The full set of entries has to be output exactly.

Extracted data entries:
↓↓↓
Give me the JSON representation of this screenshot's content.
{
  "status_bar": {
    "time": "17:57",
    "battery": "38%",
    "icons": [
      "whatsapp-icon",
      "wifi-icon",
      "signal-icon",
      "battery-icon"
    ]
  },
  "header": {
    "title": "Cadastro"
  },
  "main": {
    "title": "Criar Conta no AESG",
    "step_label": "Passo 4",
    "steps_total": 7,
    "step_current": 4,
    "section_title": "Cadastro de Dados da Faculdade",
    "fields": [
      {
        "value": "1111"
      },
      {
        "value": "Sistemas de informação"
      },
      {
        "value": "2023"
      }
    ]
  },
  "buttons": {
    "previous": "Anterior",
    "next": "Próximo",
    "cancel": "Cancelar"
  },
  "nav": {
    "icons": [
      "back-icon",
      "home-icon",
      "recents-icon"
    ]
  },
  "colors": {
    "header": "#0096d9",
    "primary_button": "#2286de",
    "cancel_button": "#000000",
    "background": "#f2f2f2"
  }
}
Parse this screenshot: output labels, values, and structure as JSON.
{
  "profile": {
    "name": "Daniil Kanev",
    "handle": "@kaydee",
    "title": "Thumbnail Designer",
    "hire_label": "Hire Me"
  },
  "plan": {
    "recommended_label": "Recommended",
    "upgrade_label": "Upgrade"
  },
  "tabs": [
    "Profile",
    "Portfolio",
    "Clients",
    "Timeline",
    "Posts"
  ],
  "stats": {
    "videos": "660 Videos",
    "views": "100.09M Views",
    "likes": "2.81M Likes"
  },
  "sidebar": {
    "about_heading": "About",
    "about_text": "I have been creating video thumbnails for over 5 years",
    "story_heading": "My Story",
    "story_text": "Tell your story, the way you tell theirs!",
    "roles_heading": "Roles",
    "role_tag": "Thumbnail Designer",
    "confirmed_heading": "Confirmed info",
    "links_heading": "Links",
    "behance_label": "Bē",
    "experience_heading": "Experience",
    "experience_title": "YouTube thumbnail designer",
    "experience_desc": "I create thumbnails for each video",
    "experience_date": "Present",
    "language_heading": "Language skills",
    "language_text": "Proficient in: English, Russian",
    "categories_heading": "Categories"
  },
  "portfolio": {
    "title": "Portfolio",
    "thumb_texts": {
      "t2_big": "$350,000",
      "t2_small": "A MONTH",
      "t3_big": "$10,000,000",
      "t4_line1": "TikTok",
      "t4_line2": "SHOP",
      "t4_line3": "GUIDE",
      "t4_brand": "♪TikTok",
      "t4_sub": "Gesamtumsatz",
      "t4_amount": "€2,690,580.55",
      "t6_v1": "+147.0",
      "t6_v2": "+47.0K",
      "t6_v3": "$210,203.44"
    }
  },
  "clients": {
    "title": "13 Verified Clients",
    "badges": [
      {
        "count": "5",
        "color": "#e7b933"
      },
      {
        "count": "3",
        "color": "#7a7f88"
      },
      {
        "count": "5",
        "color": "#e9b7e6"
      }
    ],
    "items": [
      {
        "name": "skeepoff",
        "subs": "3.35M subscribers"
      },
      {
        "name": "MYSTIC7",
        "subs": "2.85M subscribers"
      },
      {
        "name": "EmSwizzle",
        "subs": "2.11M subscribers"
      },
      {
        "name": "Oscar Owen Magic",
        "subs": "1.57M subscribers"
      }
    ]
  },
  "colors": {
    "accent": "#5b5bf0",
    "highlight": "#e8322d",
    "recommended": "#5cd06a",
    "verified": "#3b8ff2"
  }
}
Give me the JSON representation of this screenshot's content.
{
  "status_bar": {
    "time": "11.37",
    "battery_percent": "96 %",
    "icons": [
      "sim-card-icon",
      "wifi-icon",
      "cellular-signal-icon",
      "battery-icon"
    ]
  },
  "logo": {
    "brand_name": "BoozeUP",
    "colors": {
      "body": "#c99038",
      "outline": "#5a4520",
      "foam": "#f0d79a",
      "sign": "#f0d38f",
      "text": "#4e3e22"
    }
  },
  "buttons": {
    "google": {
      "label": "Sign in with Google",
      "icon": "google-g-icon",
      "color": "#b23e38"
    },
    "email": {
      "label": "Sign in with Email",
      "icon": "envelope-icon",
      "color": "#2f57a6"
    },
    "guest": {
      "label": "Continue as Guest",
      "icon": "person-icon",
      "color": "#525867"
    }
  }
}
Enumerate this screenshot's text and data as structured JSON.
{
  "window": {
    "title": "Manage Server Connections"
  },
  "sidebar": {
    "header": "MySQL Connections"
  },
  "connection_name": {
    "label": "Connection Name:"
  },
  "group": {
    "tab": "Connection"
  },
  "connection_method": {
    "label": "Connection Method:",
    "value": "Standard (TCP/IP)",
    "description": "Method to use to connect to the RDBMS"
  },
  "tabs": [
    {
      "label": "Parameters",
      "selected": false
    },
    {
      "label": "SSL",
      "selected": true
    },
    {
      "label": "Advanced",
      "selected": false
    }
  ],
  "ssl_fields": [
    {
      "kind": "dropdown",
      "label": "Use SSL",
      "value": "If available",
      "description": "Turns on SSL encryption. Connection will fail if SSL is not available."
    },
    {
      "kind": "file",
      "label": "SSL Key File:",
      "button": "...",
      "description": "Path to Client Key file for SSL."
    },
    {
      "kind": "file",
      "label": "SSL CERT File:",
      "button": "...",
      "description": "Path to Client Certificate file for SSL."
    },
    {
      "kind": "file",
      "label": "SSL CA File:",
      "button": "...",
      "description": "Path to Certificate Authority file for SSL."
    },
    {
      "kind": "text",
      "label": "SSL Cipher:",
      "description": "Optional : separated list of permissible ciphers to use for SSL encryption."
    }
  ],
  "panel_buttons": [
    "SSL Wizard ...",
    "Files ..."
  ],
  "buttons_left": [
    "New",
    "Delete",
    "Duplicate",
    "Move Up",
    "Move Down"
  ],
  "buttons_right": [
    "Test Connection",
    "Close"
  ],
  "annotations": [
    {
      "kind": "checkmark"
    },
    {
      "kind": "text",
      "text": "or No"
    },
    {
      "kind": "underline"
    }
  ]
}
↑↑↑
_Solution for this task_
Give me the JSON representation of this screenshot's content.
{
  "status_bar": {
    "time": "17:57",
    "battery": "38%",
    "icons": [
      "whatsapp-icon",
      "wifi-icon",
      "signal-icon",
      "battery-icon"
    ]
  },
  "header": {
    "title": "Cadastro"
  },
  "main": {
    "title": "Criar Conta no AESG",
    "step_label": "Passo 4",
    "steps_total": 7,
    "step_current": 4,
    "section_title": "Cadastro de Dados da Faculdade",
    "fields": [
      {
        "value": "1111"
      },
      {
        "value": "Sistemas de informação"
      },
      {
        "value": "2023"
      }
    ]
  },
  "buttons": {
    "previous": "Anterior",
    "next": "Próximo",
    "cancel": "Cancelar"
  },
  "nav": {
    "icons": [
      "back-icon",
      "home-icon",
      "recents-icon"
    ]
  },
  "colors": {
    "header": "#0096d9",
    "primary_button": "#2286de",
    "cancel_button": "#000000",
    "background": "#f2f2f2"
  }
}
Parse this screenshot: output labels, values, and structure as JSON.
{
  "profile": {
    "name": "Daniil Kanev",
    "handle": "@kaydee",
    "title": "Thumbnail Designer",
    "hire_label": "Hire Me"
  },
  "plan": {
    "recommended_label": "Recommended",
    "upgrade_label": "Upgrade"
  },
  "tabs": [
    "Profile",
    "Portfolio",
    "Clients",
    "Timeline",
    "Posts"
  ],
  "stats": {
    "videos": "660 Videos",
    "views": "100.09M Views",
    "likes": "2.81M Likes"
  },
  "sidebar": {
    "about_heading": "About",
    "about_text": "I have been creating video thumbnails for over 5 years",
    "story_heading": "My Story",
    "story_text": "Tell your story, the way you tell theirs!",
    "roles_heading": "Roles",
    "role_tag": "Thumbnail Designer",
    "confirmed_heading": "Confirmed info",
    "links_heading": "Links",
    "behance_label": "Bē",
    "experience_heading": "Experience",
    "experience_title": "YouTube thumbnail designer",
    "experience_desc": "I create thumbnails for each video",
    "experience_date": "Present",
    "language_heading": "Language skills",
    "language_text": "Proficient in: English, Russian",
    "categories_heading": "Categories"
  },
  "portfolio": {
    "title": "Portfolio",
    "thumb_texts": {
      "t2_big": "$350,000",
      "t2_small": "A MONTH",
      "t3_big": "$10,000,000",
      "t4_line1": "TikTok",
      "t4_line2": "SHOP",
      "t4_line3": "GUIDE",
      "t4_brand": "♪TikTok",
      "t4_sub": "Gesamtumsatz",
      "t4_amount": "€2,690,580.55",
      "t6_v1": "+147.0",
      "t6_v2": "+47.0K",
      "t6_v3": "$210,203.44"
    }
  },
  "clients": {
    "title": "13 Verified Clients",
    "badges": [
      {
        "count": "5",
        "color": "#e7b933"
      },
      {
        "count": "3",
        "color": "#7a7f88"
      },
      {
        "count": "5",
        "color": "#e9b7e6"
      }
    ],
    "items": [
      {
        "name": "skeepoff",
        "subs": "3.35M subscribers"
      },
      {
        "name": "MYSTIC7",
        "subs": "2.85M subscribers"
      },
      {
        "name": "EmSwizzle",
        "subs": "2.11M subscribers"
      },
      {
        "name": "Oscar Owen Magic",
        "subs": "1.57M subscribers"
      }
    ]
  },
  "colors": {
    "accent": "#5b5bf0",
    "highlight": "#e8322d",
    "recommended": "#5cd06a",
    "verified": "#3b8ff2"
  }
}
Give me the JSON representation of this screenshot's content.
{
  "status_bar": {
    "time": "11.37",
    "battery_percent": "96 %",
    "icons": [
      "sim-card-icon",
      "wifi-icon",
      "cellular-signal-icon",
      "battery-icon"
    ]
  },
  "logo": {
    "brand_name": "BoozeUP",
    "colors": {
      "body": "#c99038",
      "outline": "#5a4520",
      "foam": "#f0d79a",
      "sign": "#f0d38f",
      "text": "#4e3e22"
    }
  },
  "buttons": {
    "google": {
      "label": "Sign in with Google",
      "icon": "google-g-icon",
      "color": "#b23e38"
    },
    "email": {
      "label": "Sign in with Email",
      "icon": "envelope-icon",
      "color": "#2f57a6"
    },
    "guest": {
      "label": "Continue as Guest",
      "icon": "person-icon",
      "color": "#525867"
    }
  }
}
Enumerate this screenshot's text and data as structured JSON.
{
  "window": {
    "title": "Manage Server Connections"
  },
  "sidebar": {
    "header": "MySQL Connections"
  },
  "connection_name": {
    "label": "Connection Name:"
  },
  "group": {
    "tab": "Connection"
  },
  "connection_method": {
    "label": "Connection Method:",
    "value": "Standard (TCP/IP)",
    "description": "Method to use to connect to the RDBMS"
  },
  "tabs": [
    {
      "label": "Parameters",
      "selected": false
    },
    {
      "label": "SSL",
      "selected": true
    },
    {
      "label": "Advanced",
      "selected": false
    }
  ],
  "ssl_fields": [
    {
      "kind": "dropdown",
      "label": "Use SSL",
      "value": "If available",
      "description": "Turns on SSL encryption. Connection will fail if SSL is not available."
    },
    {
      "kind": "file",
      "label": "SSL Key File:",
      "button": "...",
      "description": "Path to Client Key file for SSL."
    },
    {
      "kind": "file",
      "label": "SSL CERT File:",
      "button": "...",
      "description": "Path to Client Certificate file for SSL."
    },
    {
      "kind": "file",
      "label": "SSL CA File:",
      "button": "...",
      "description": "Path to Certificate Authority file for SSL."
    },
    {
      "kind": "text",
      "label": "SSL Cipher:",
      "description": "Optional : separated list of permissible ciphers to use for SSL encryption."
    }
  ],
  "panel_buttons": [
    "SSL Wizard ...",
    "Files ..."
  ],
  "buttons_left": [
    "New",
    "Delete",
    "Duplicate",
    "Move Up",
    "Move Down"
  ],
  "buttons_right": [
    "Test Connection",
    "Close"
  ],
  "annotations": [
    {
      "kind": "checkmark"
    },
    {
      "kind": "text",
      "text": "or No"
    },
    {
      "kind": "underline"
    }
  ]
}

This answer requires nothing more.